=== TASK DATA ===

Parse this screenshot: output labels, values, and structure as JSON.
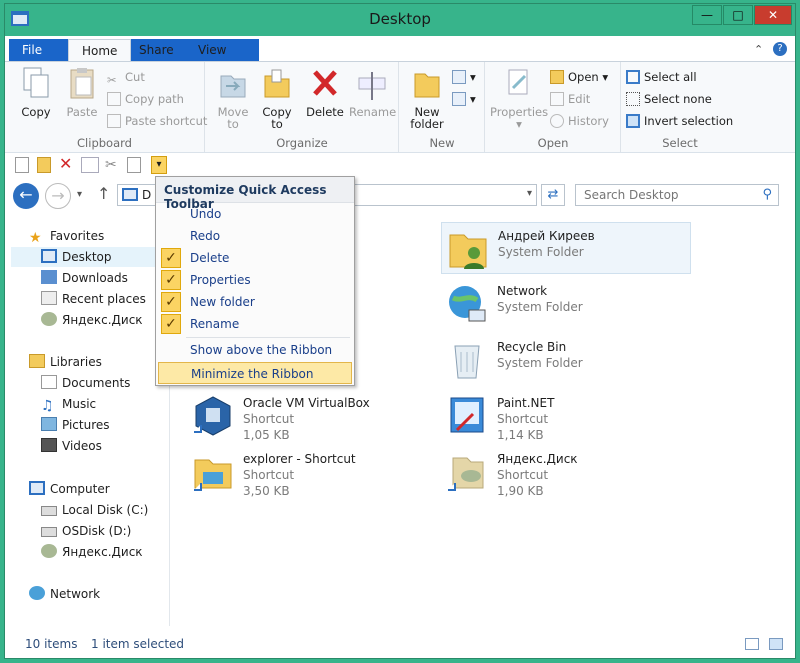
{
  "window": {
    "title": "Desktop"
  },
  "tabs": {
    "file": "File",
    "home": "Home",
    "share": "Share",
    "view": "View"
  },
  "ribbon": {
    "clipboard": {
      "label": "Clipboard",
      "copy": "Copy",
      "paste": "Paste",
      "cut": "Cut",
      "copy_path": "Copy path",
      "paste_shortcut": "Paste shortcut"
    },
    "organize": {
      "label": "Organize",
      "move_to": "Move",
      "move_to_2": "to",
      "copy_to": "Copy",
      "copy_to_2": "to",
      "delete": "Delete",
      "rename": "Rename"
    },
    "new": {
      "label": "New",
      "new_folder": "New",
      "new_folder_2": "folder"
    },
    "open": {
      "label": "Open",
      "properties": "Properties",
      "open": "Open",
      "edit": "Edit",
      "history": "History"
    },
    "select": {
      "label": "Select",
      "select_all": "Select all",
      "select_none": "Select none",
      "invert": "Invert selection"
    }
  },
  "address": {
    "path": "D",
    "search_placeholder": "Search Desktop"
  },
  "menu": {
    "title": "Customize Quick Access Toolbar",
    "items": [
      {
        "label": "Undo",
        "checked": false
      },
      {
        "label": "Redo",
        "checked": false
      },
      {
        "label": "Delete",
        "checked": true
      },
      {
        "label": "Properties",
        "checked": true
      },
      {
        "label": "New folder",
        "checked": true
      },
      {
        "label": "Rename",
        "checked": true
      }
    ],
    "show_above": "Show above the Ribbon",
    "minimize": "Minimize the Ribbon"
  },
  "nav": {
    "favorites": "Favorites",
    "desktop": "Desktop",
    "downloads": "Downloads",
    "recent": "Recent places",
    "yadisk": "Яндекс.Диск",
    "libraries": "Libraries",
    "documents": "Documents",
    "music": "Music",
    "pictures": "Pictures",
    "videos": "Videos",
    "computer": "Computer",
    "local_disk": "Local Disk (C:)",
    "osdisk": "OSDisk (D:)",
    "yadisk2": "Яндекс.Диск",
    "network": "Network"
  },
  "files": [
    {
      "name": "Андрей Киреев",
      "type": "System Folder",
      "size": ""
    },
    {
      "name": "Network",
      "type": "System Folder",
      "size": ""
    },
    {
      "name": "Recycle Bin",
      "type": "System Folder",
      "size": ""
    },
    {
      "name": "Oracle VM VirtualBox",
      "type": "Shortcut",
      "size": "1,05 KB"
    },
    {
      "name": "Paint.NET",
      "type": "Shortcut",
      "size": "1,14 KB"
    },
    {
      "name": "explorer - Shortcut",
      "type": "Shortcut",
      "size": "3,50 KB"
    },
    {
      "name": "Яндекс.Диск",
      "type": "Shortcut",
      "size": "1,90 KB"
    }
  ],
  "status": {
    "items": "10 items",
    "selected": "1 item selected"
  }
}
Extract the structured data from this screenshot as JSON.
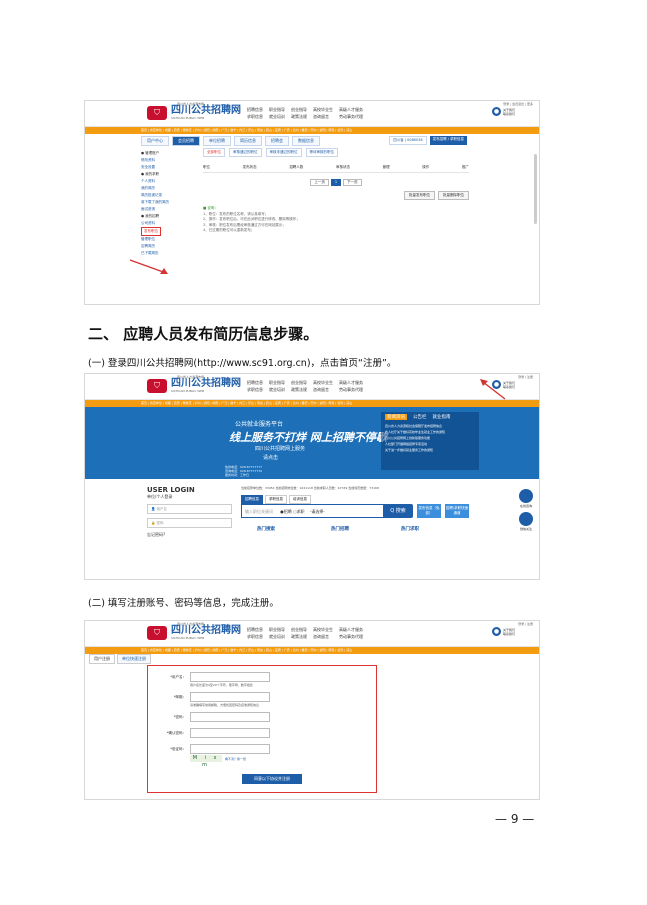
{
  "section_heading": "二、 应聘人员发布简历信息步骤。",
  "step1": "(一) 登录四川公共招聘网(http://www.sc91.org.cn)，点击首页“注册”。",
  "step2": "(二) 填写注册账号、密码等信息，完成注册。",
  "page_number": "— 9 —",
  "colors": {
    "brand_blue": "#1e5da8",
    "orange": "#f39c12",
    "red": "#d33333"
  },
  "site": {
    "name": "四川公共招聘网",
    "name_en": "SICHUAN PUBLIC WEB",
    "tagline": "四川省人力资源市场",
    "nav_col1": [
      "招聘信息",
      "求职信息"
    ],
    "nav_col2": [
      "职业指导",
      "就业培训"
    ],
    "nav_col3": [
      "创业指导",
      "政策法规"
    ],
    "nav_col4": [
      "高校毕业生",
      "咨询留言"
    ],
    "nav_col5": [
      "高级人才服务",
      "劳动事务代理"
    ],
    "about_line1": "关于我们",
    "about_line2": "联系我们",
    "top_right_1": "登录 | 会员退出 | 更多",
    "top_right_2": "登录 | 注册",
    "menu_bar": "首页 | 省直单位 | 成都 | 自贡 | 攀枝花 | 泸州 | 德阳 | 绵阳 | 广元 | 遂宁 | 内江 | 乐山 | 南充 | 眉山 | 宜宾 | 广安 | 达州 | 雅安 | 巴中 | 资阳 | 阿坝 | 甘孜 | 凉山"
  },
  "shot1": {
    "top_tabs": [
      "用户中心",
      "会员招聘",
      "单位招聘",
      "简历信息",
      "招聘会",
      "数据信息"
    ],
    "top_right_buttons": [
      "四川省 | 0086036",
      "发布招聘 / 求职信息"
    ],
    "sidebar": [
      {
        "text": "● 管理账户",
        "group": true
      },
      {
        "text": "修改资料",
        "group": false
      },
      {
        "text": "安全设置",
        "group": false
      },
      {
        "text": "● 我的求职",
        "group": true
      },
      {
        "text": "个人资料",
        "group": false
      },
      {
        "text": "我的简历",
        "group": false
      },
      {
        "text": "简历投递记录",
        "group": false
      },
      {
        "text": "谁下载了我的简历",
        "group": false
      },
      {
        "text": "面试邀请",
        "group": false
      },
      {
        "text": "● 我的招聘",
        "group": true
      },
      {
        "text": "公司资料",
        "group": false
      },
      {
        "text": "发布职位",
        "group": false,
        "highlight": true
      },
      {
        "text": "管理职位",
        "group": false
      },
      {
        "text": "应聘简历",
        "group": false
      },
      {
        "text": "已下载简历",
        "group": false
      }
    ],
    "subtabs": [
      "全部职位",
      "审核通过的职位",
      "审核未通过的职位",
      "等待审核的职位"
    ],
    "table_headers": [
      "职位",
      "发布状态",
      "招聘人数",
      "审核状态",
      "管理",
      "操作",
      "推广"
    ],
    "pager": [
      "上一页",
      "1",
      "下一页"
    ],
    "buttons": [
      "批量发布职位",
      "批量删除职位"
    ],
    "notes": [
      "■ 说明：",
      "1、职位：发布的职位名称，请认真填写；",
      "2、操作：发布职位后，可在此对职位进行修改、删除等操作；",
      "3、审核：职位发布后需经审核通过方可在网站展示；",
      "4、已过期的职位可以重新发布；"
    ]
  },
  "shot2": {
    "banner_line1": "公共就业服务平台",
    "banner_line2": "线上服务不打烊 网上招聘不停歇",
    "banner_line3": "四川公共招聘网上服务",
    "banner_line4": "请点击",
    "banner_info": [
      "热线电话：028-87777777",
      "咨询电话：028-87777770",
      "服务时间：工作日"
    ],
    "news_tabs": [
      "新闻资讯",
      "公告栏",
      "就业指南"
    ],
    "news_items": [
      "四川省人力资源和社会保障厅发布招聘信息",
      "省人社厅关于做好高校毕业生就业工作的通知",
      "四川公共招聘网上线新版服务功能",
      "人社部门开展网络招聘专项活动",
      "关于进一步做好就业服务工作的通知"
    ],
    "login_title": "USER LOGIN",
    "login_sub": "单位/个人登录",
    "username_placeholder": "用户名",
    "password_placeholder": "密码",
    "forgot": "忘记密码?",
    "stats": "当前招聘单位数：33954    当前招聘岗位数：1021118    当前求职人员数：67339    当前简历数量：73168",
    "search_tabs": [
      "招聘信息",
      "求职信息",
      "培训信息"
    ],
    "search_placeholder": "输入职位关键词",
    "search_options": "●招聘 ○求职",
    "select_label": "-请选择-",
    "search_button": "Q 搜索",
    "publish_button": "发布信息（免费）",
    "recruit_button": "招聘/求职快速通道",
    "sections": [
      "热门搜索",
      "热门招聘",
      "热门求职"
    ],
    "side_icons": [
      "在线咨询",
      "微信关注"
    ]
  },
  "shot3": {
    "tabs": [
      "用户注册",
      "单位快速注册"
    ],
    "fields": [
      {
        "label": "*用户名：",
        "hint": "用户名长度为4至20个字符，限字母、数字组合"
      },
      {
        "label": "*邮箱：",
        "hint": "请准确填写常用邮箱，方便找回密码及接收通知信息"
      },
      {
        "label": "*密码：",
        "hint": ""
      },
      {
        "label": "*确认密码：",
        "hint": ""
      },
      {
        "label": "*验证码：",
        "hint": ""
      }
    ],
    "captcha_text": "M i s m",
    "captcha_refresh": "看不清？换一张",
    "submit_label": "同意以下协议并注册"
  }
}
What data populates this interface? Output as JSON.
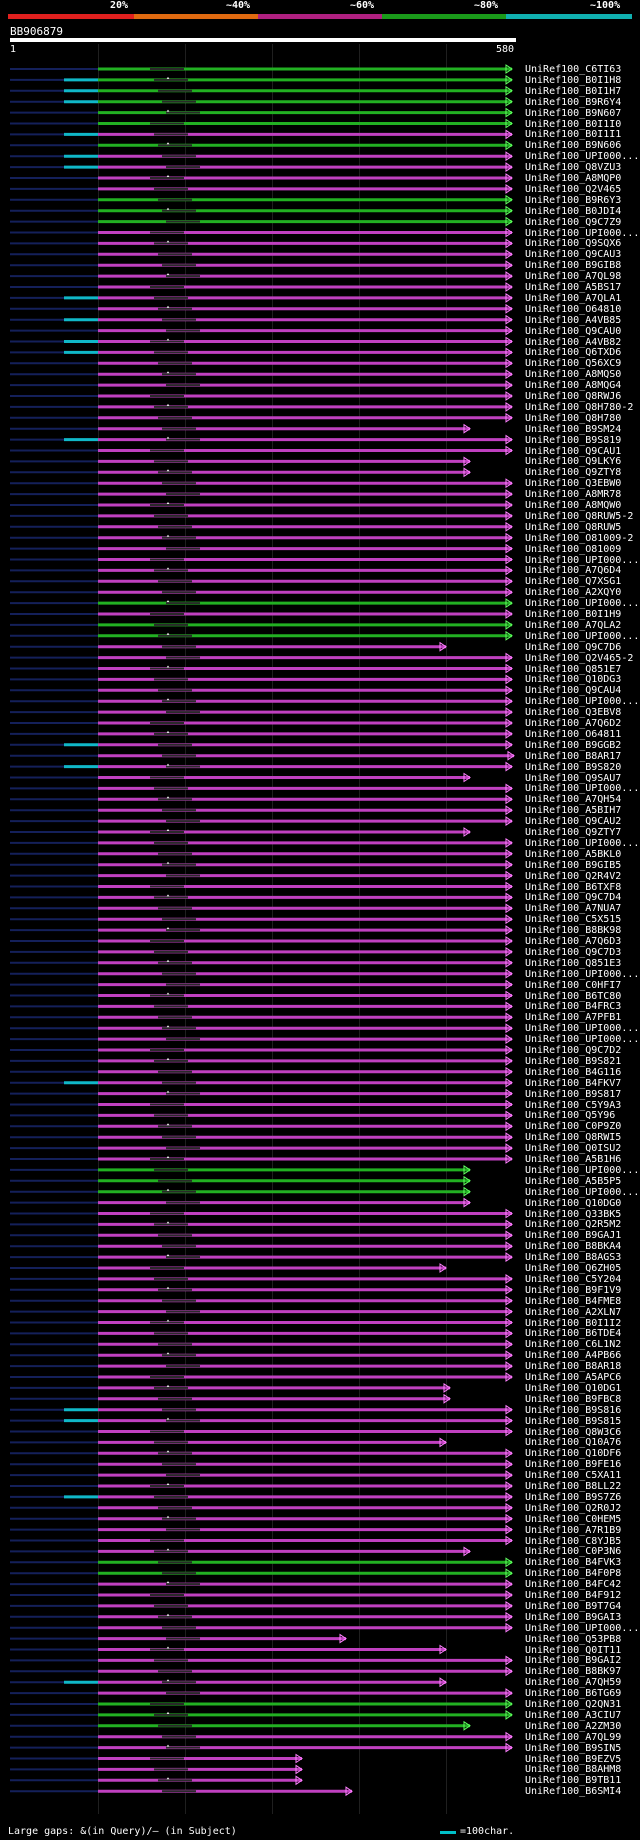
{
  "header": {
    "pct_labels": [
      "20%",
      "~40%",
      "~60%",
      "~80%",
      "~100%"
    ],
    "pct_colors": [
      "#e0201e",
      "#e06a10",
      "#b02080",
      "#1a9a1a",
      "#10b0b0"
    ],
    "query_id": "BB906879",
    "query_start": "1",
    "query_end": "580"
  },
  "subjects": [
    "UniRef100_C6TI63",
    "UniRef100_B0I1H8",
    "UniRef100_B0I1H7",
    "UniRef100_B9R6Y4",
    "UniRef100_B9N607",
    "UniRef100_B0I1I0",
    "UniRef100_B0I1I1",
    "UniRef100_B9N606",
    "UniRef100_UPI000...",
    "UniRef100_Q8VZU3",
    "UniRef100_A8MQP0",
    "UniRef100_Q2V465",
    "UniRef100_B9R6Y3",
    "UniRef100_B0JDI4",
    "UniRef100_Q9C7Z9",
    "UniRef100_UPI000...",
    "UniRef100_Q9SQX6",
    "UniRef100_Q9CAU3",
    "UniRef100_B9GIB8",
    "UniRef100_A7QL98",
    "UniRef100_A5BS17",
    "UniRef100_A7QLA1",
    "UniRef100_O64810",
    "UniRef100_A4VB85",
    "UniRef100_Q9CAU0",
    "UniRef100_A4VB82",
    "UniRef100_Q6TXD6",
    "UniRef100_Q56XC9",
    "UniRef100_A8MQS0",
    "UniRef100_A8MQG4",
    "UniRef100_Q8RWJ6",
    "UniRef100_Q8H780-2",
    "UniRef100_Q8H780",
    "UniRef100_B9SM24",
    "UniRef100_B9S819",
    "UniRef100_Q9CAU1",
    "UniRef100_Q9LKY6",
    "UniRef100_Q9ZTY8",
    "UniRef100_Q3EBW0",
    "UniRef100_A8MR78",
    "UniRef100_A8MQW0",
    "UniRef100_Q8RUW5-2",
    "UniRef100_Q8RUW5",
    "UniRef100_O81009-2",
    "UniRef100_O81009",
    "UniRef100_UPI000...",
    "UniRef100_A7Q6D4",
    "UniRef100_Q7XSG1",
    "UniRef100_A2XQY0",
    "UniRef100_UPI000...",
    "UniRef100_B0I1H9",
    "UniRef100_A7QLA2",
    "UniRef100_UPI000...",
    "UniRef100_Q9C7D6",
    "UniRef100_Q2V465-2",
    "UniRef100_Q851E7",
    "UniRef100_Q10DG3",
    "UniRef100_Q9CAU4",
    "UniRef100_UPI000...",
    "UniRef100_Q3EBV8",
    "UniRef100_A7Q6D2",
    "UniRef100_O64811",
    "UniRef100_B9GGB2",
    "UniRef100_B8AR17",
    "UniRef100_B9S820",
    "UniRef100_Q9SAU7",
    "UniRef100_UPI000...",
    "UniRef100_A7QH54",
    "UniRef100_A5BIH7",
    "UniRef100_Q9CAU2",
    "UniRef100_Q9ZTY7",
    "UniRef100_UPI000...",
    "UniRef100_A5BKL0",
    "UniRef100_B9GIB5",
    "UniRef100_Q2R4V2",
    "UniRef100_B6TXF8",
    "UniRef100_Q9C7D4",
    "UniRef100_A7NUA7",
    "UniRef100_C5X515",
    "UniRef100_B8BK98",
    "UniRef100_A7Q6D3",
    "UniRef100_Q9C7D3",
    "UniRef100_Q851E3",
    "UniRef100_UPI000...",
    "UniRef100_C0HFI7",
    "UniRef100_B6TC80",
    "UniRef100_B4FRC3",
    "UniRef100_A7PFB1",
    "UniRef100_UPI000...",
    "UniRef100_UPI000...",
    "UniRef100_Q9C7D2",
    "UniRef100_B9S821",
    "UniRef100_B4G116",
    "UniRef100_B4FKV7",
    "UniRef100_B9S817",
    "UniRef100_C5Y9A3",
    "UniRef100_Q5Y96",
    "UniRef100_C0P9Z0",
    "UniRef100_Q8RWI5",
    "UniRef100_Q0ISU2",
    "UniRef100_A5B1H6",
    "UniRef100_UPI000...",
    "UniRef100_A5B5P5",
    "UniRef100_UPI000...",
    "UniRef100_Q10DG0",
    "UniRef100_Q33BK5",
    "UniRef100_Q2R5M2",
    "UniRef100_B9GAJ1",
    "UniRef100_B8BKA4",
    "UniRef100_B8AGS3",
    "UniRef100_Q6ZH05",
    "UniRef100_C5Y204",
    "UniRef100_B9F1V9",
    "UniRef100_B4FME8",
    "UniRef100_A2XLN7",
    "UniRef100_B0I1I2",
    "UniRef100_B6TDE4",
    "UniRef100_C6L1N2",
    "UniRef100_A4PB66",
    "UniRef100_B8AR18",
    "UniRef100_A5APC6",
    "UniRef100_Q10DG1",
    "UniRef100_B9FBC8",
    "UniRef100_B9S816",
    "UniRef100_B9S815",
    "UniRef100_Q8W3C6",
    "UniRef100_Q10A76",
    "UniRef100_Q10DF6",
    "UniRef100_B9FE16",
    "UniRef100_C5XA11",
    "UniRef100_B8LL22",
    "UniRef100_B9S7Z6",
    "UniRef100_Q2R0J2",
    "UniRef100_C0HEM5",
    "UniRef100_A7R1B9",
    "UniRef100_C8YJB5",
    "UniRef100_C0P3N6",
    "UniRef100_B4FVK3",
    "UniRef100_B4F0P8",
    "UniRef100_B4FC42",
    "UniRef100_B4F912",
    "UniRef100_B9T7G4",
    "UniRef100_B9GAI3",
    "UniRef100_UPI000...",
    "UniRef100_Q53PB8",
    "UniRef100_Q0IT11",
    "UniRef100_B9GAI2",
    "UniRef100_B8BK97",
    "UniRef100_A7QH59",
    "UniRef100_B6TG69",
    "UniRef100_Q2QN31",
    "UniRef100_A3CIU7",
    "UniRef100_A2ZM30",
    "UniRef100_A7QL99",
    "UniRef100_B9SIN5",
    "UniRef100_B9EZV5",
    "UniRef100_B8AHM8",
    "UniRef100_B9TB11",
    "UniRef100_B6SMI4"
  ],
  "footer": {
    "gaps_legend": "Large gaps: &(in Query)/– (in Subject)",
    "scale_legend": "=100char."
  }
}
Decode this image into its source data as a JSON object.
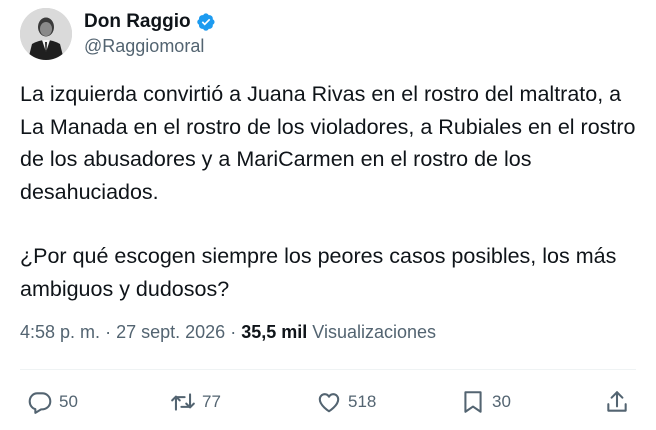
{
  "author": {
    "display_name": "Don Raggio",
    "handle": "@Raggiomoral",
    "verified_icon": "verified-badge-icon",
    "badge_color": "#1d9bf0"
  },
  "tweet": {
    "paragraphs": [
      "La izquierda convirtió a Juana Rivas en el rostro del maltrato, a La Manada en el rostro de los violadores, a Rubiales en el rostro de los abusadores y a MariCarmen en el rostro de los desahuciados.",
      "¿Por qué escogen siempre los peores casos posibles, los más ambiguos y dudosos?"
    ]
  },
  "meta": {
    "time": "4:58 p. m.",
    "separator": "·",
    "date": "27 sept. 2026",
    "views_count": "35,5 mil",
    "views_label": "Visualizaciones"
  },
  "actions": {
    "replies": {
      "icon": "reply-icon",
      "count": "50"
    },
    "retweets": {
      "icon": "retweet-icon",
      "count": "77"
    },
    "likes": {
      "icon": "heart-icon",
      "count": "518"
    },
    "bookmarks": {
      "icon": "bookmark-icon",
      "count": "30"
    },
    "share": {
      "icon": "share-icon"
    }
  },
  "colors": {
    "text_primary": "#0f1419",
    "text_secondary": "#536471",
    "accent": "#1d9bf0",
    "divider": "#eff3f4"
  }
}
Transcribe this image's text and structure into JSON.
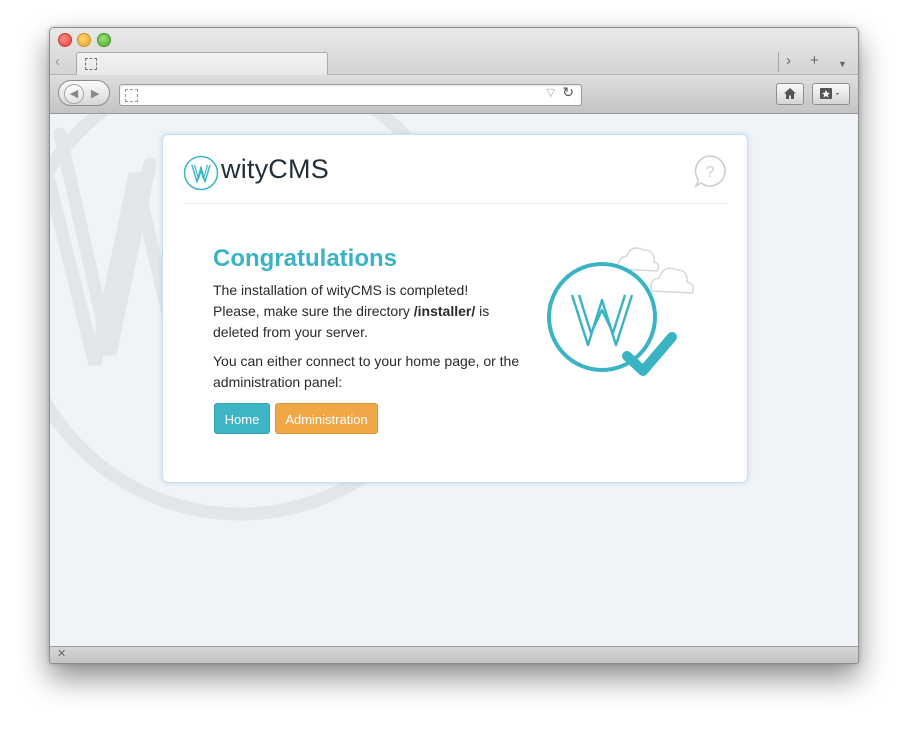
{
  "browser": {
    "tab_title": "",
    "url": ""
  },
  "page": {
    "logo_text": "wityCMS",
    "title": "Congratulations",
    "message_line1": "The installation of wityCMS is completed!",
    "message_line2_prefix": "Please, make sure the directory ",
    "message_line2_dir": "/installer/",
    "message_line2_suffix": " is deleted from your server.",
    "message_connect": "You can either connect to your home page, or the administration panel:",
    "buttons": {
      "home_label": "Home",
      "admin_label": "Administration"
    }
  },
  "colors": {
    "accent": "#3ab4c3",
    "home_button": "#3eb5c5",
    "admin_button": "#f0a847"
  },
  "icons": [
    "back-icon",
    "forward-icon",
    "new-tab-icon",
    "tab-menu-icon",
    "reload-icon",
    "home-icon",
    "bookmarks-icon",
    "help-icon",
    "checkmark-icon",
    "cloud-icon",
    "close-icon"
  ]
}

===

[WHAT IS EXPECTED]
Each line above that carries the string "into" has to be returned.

[FINAL ANSWER]
Decode this image into its source data as a JSON object.
Transcribe this image's text and structure into JSON.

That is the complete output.